    “I don’t see how I can’t,” Courtney responded, a small smile crossing her face. “A long time ago I realized that I felt things at church I couldn’t feel anywhere else. The things they taught me there I couldn’t learn anywhere else, and I’ve been a lot of places. Now that I’m older and understand a little more about how the Spirit works, I don’t want to do anything that would separate me from it—like not going to church. I need all the spiritual help I can get. I don’t have a family like yours to teach me and help me learn. I envy you that.”

    “Courtney envies me?” Jill thought. “That’s really funny.” And the humor in it grew as Courtney took her from room to room, showing her possible places for the party. The house was amazing. The Persian rugs and rich polished floors were such a contrast to the matted shag and scuffed linoleum in Jill’s house. There were about ten bedrooms—more than half of them guest rooms. They were so different from the bedrooms at Jill’s, where three bedrooms accommodated a family of nine. Two of the rooms were shared by three kids each. And Jill’s older brother Matt slept on the sofa bed in the living room, tormenting the littler kids by tickling them when they crossed through the room to the kitchen at night to get a drink. Oh, and then there were the Pennington’s “recreation rooms.”

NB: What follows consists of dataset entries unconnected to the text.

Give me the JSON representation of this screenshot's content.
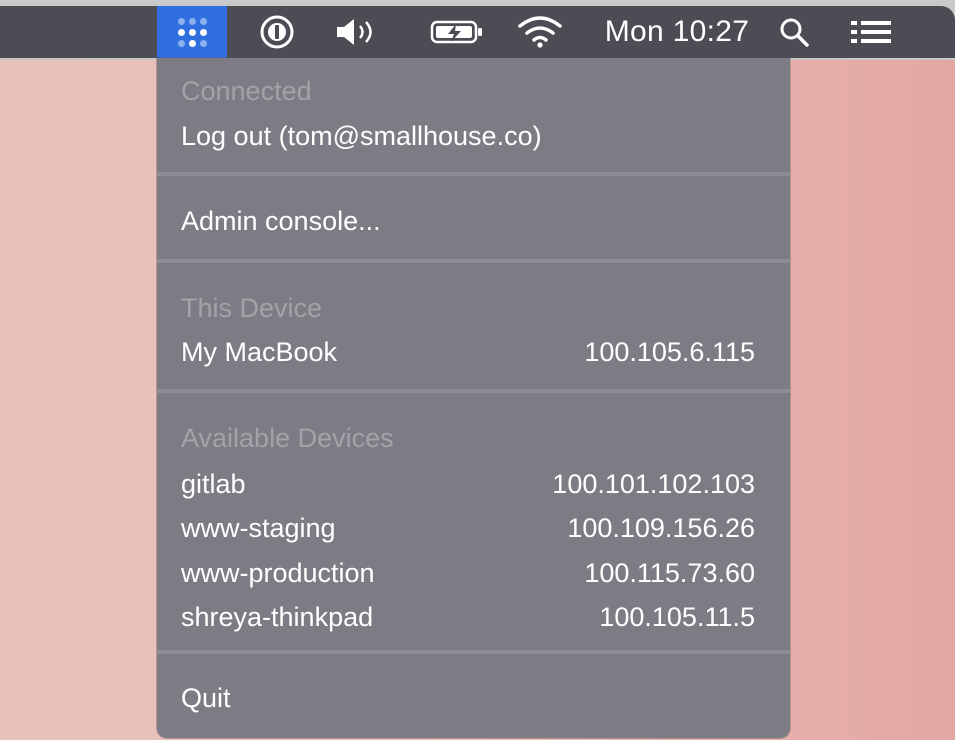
{
  "menubar": {
    "clock": "Mon 10:27",
    "icons": [
      "tailscale-icon",
      "password-manager-icon",
      "volume-icon",
      "battery-charging-icon",
      "wifi-icon",
      "search-icon",
      "control-center-icon"
    ]
  },
  "menu": {
    "connected_header": "Connected",
    "logout": "Log out (tom@smallhouse.co)",
    "admin_console": "Admin console...",
    "this_device_header": "This Device",
    "this_device": {
      "name": "My MacBook",
      "ip": "100.105.6.115"
    },
    "available_header": "Available Devices",
    "devices": [
      {
        "name": "gitlab",
        "ip": "100.101.102.103"
      },
      {
        "name": "www-staging",
        "ip": "100.109.156.26"
      },
      {
        "name": "www-production",
        "ip": "100.115.73.60"
      },
      {
        "name": "shreya-thinkpad",
        "ip": "100.105.11.5"
      }
    ],
    "quit": "Quit"
  },
  "colors": {
    "menubar_bg": "#4b4c54",
    "accent": "#2f6fe0",
    "menu_bg": "#7d7c84",
    "header_text": "#a3a2a9"
  }
}
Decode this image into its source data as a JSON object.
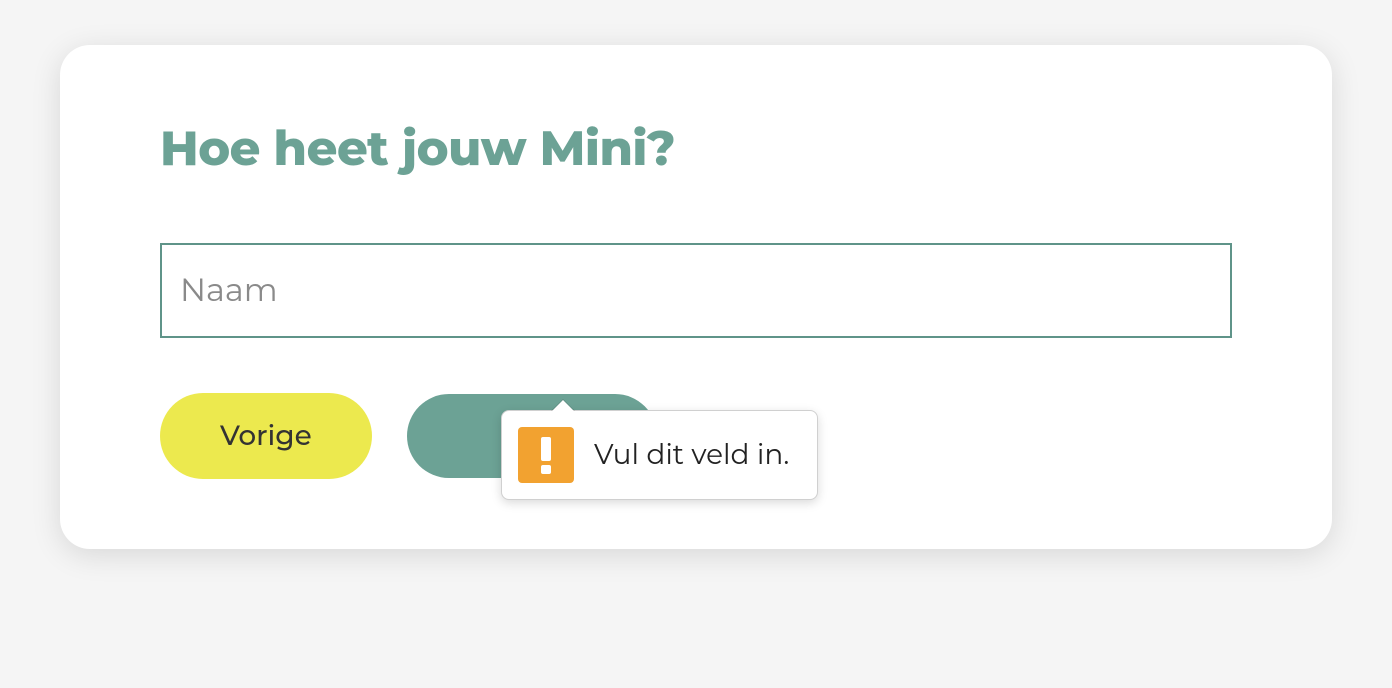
{
  "form": {
    "title": "Hoe heet jouw Mini?",
    "name_input": {
      "placeholder": "Naam",
      "value": ""
    },
    "buttons": {
      "previous": "Vorige",
      "next": ""
    }
  },
  "validation": {
    "message": "Vul dit veld in.",
    "icon": "warning-icon"
  }
}
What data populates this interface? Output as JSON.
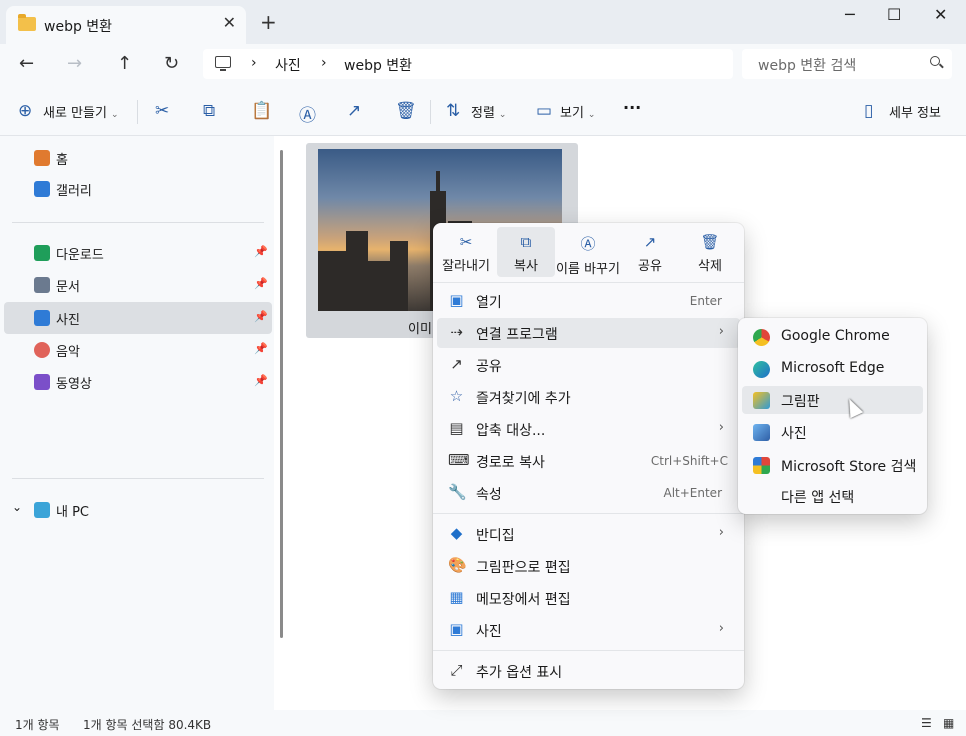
{
  "window": {
    "tab_title": "webp 변환",
    "close_tab": "✕",
    "new_tab": "+",
    "minimize": "─",
    "maximize": "☐",
    "close": "✕"
  },
  "nav": {
    "back": "←",
    "forward": "→",
    "up": "↑",
    "refresh": "↻",
    "breadcrumb": [
      "사진",
      "webp 변환"
    ],
    "separator": "›",
    "search_placeholder": "webp 변환 검색"
  },
  "toolbar": {
    "new": "새로 만들기",
    "sort": "정렬",
    "view": "보기",
    "more": "···",
    "details": "세부 정보"
  },
  "sidebar": {
    "quick": [
      {
        "label": "홈",
        "color": "#e07a2f"
      },
      {
        "label": "갤러리",
        "color": "#2f7bd6"
      }
    ],
    "pinned": [
      {
        "label": "다운로드",
        "color": "#1f9e5a"
      },
      {
        "label": "문서",
        "color": "#6b7a8f"
      },
      {
        "label": "사진",
        "color": "#2f7bd6",
        "selected": true
      },
      {
        "label": "음악",
        "color": "#e0635a"
      },
      {
        "label": "동영상",
        "color": "#7b4fc9"
      }
    ],
    "pc": "내 PC"
  },
  "content": {
    "file_name": "이미"
  },
  "context_menu": {
    "quick_actions": [
      {
        "icon": "✂",
        "label": "잘라내기"
      },
      {
        "icon": "⧉",
        "label": "복사",
        "selected": true
      },
      {
        "icon": "Ⓐ",
        "label": "이름 바꾸기"
      },
      {
        "icon": "↗",
        "label": "공유"
      },
      {
        "icon": "🗑",
        "label": "삭제"
      }
    ],
    "items": [
      {
        "icon": "▣",
        "label": "열기",
        "shortcut": "Enter"
      },
      {
        "icon": "⇢",
        "label": "연결 프로그램",
        "arrow": "›",
        "selected": true
      },
      {
        "icon": "↗",
        "label": "공유"
      },
      {
        "icon": "☆",
        "label": "즐겨찾기에 추가"
      },
      {
        "icon": "▤",
        "label": "압축 대상...",
        "arrow": "›"
      },
      {
        "icon": "⌨",
        "label": "경로로 복사",
        "shortcut": "Ctrl+Shift+C"
      },
      {
        "icon": "🔧",
        "label": "속성",
        "shortcut": "Alt+Enter"
      },
      {
        "icon": "◆",
        "label": "반디집",
        "arrow": "›"
      },
      {
        "icon": "🎨",
        "label": "그림판으로 편집"
      },
      {
        "icon": "▦",
        "label": "메모장에서 편집"
      },
      {
        "icon": "▣",
        "label": "사진",
        "arrow": "›"
      },
      {
        "icon": "⤢",
        "label": "추가 옵션 표시"
      }
    ]
  },
  "submenu": {
    "items": [
      {
        "label": "Google Chrome",
        "color": "#e0463a"
      },
      {
        "label": "Microsoft Edge",
        "color": "#1f8fc9"
      },
      {
        "label": "그림판",
        "color": "#2f9ad6",
        "selected": true
      },
      {
        "label": "사진",
        "color": "#2f7bd6"
      },
      {
        "label": "Microsoft Store 검색",
        "color": "#2f6fb0"
      },
      {
        "label": "다른 앱 선택",
        "color": ""
      }
    ]
  },
  "status": {
    "count": "1개 항목",
    "selected": "1개 항목 선택함 80.4KB"
  }
}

    “How about if we go swimming in the indoor pool?” Jill suggested when they’d returned to the glass-and-flower room to do the actual planning.

    “I thought about that, but Dad said the insurance risk was too high to have a bunch of kids whose parents we don’t know swimming there,” Courtney answered.

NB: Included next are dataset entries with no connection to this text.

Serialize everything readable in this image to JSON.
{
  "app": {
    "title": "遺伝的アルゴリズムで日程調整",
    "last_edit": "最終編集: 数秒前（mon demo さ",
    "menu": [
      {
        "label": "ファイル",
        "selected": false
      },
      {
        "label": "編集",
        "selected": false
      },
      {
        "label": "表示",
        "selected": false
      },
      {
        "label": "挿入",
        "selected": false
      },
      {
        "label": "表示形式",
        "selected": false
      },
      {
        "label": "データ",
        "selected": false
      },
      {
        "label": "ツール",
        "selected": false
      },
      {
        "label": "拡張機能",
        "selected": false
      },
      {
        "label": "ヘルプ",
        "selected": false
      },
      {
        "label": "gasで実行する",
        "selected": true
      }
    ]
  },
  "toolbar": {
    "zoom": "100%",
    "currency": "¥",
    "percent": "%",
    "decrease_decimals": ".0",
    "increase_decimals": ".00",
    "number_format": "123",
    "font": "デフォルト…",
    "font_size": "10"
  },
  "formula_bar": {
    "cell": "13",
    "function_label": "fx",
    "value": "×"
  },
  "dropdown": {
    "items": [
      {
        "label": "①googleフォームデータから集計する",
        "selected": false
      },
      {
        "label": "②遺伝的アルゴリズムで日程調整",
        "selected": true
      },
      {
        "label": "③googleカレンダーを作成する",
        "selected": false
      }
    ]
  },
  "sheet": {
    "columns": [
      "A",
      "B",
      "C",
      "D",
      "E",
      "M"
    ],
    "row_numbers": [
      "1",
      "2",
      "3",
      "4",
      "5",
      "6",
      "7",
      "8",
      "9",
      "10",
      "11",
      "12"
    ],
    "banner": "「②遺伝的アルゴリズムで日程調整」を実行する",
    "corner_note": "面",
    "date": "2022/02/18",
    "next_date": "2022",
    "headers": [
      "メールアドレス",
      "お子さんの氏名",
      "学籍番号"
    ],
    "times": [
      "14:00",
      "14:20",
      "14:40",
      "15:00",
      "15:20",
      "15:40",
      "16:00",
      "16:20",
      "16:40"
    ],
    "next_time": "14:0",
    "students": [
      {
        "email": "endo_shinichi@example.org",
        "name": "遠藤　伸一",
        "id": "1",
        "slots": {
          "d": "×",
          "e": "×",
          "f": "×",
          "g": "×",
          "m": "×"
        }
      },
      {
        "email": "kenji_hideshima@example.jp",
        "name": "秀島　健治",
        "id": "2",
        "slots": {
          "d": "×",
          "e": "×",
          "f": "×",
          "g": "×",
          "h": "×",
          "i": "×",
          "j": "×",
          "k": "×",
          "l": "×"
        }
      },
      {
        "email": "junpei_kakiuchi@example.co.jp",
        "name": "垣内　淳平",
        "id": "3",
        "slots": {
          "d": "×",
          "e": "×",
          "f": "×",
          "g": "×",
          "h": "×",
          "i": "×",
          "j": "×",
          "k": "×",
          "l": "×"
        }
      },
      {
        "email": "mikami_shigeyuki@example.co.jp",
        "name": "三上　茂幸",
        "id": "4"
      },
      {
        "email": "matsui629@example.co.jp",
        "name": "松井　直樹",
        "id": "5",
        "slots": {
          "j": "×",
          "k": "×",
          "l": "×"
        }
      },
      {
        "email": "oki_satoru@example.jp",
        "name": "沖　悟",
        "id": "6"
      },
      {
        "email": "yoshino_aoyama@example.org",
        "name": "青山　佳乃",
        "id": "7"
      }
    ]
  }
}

    “No problem then. Maybe we can get a film and watch it in that neat theater?”

    “I don’t think dad would want us fooling with his equipment,” Courtney said.

    “That’s all right.” Jill tried again. “I noticed you have a huge kitchen. Maybe we could make some goodies in there. Everybody likes food—especially me. And we could make enough to take to the homeless in the park the next day.

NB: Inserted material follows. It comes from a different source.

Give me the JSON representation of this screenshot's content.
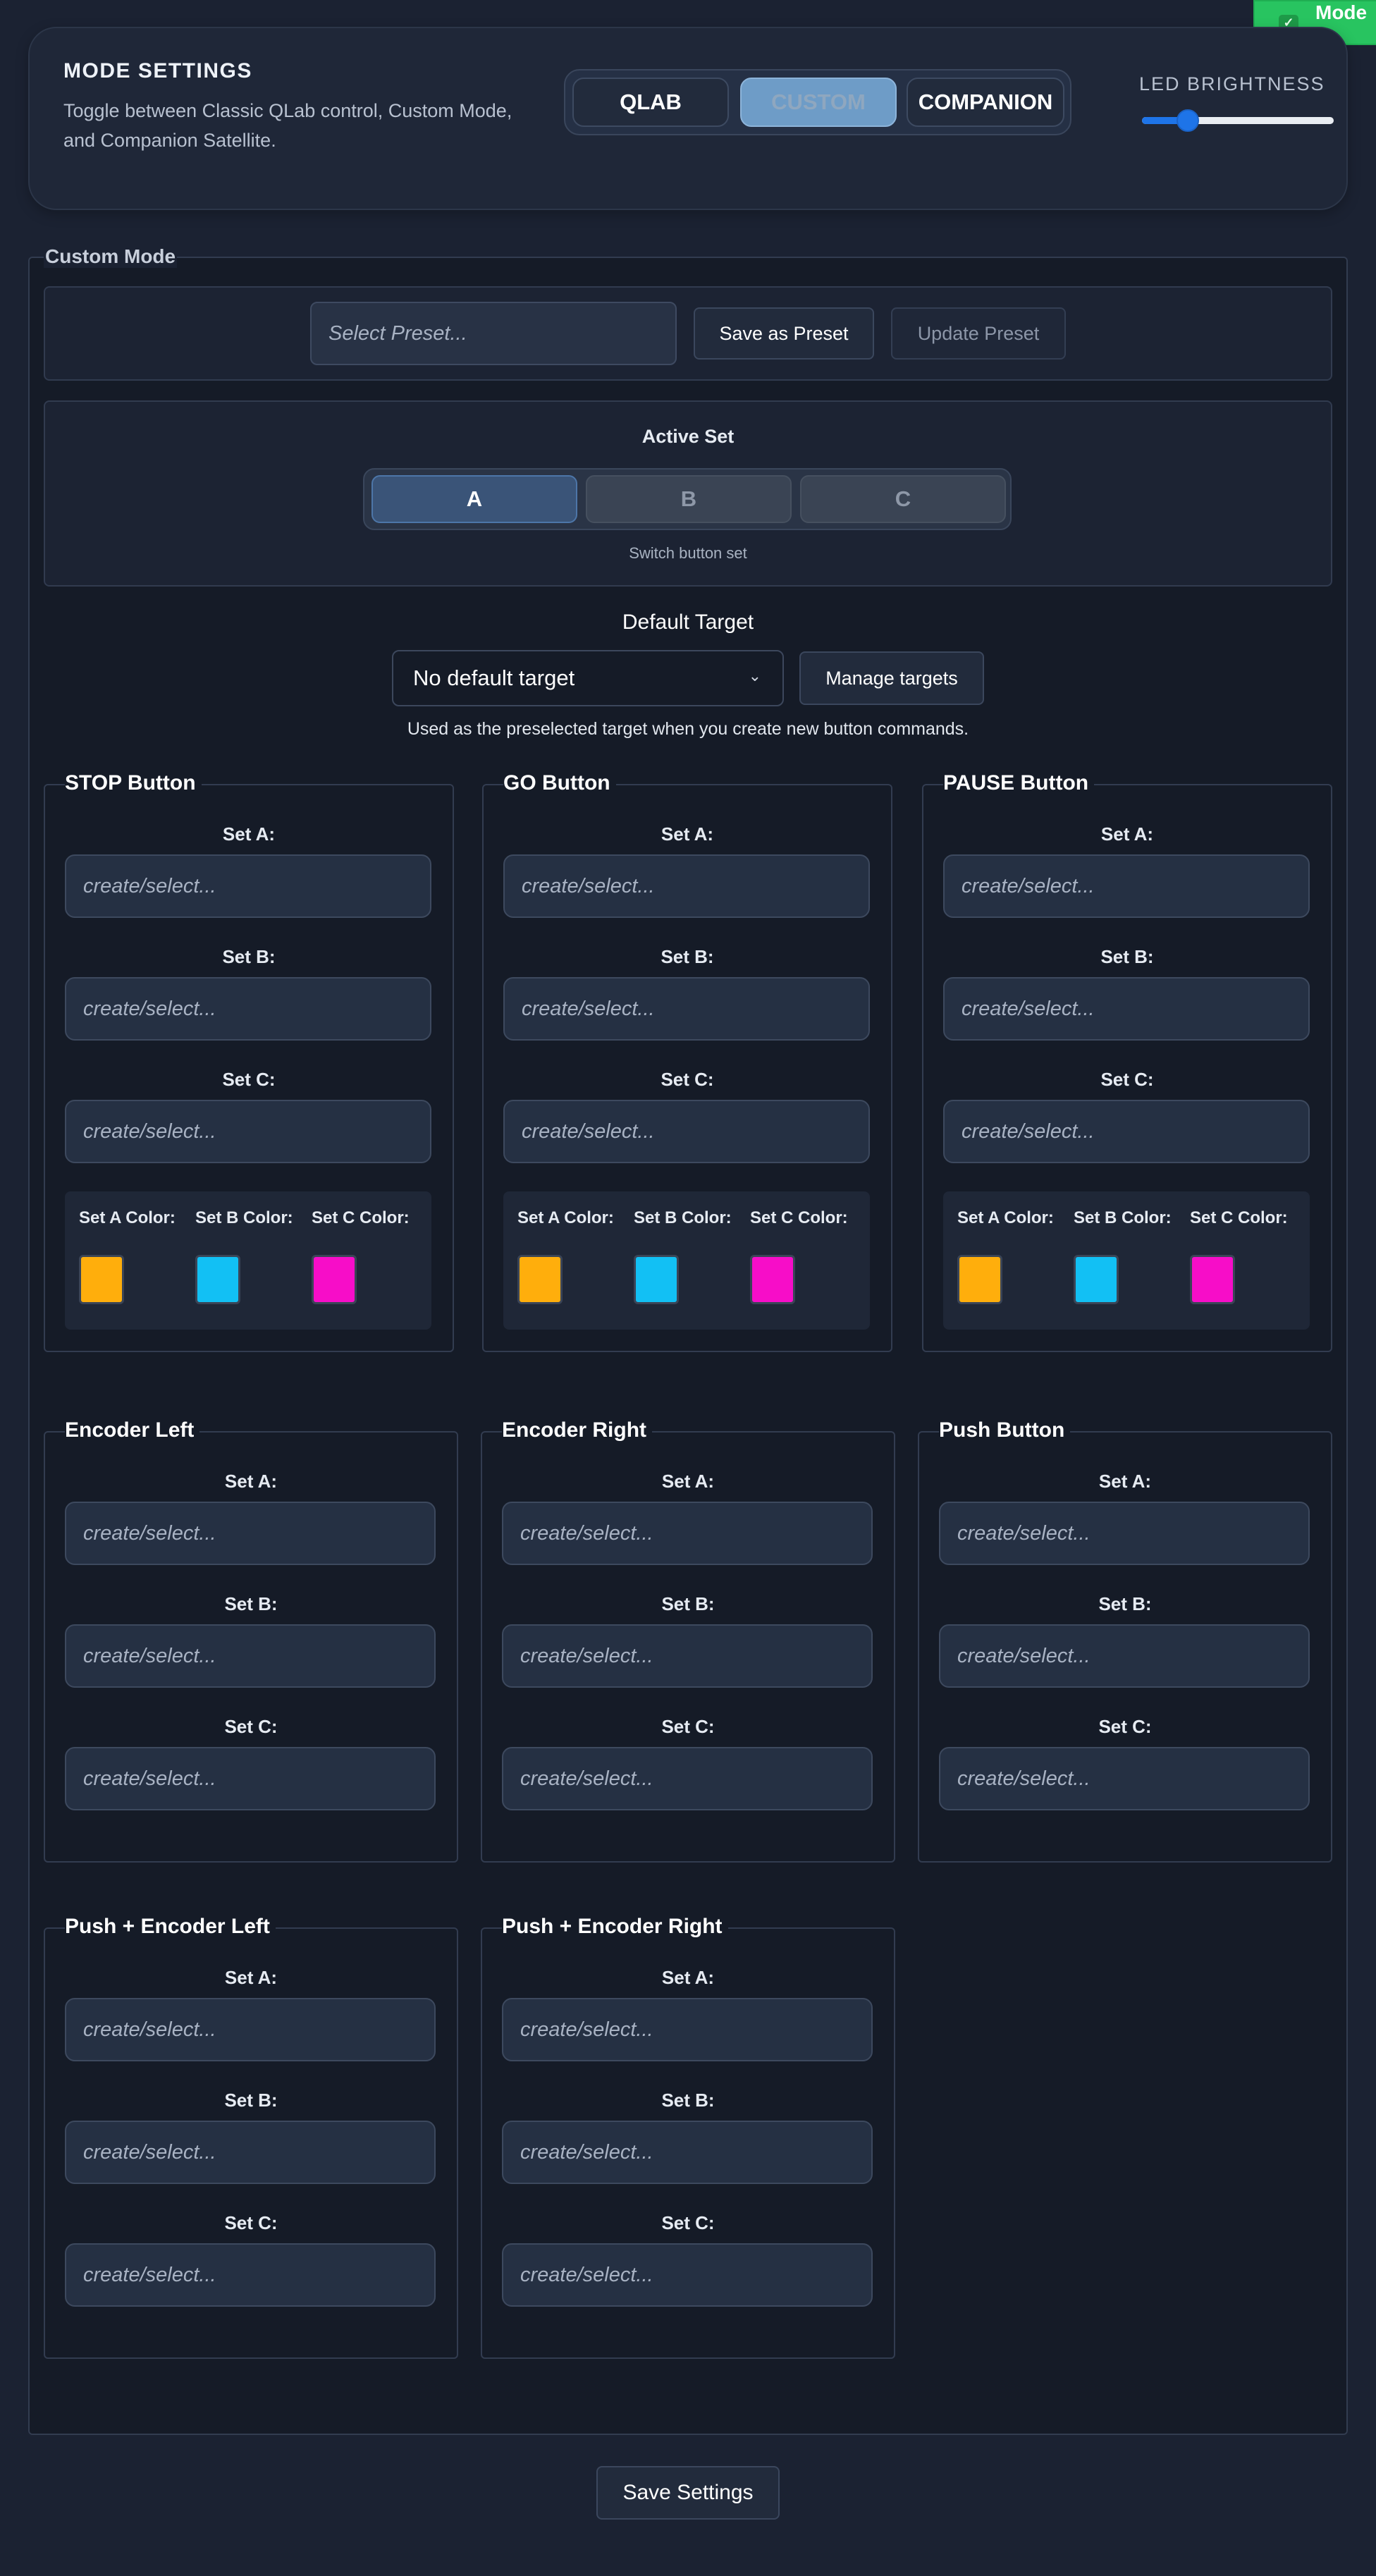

    “I think Mom would have a heart attack if we tarnished her copper kitchen stuff,” Courtney said. At this point, she was getting embarrassed.

    “Well, we can always just come over and talk girl talk right here,” Jill said, not wanting to disappoint Courtney anymore.

    “We can always just come over and talk girl talk!” screeched a Munchkin-like voice that pierced them from every direction. It startled Jill so badly she thought she jumped ten feet in the air. Suddenly, from a slit in the ceiling above a huge white and gold fireplace, a movie screen started descending. When it stopped, a video of their little planning session, played at double speed backwards, started flashing across the screen, their voices screeching in those weird Munchkin tones.

    “Selwyn, you dog!” Courtney yelled as she jumped up and ran across the room to a control panel that was neatly concealed behind a tapestry on the wall. She hurriedly flicked a switch that killed the sound.

    “It’s my stupid big brother,” Courtney stuttered on the verge of tears. “He takes his video camera everywhere, and he films everything. Then he edits them in weird ways and shows them to everybody. He makes me so mad!”

    The girls stood there motionless for a few minutes, watching their images flicker bizarrely across the silent screen.

    “Hey—I’ve got a great idea!” Jill said, regaining her composure. “This is a beautiful place, but you’d probably like to get out once in a while. You’ve never been to any of our houses. Why don’t we have the Mia Maid party at mine? Mom will help us make cinnamon rolls. Oh, and Matt has a priests quorum activity that night, so we won’t have competition for the living room. As a matter of fact, I bet Matt would take Selwyn with him, if he wants to go.”

    “He’d probably like that,” Courtney said slowly. “He doesn’t have many friends. But do you think your mom would mind?”

    “My mom mind? Are you kidding? She loves having people in the house—all over the house,” Jill said, walking over to the golden phone she’d noticed on a desk against the wall. “I’ll call her right now, and we can make plans over there. What’s the exact address of this place so I can have her come right up to the front door and get us?”

    Illustrated by Roger Motzkus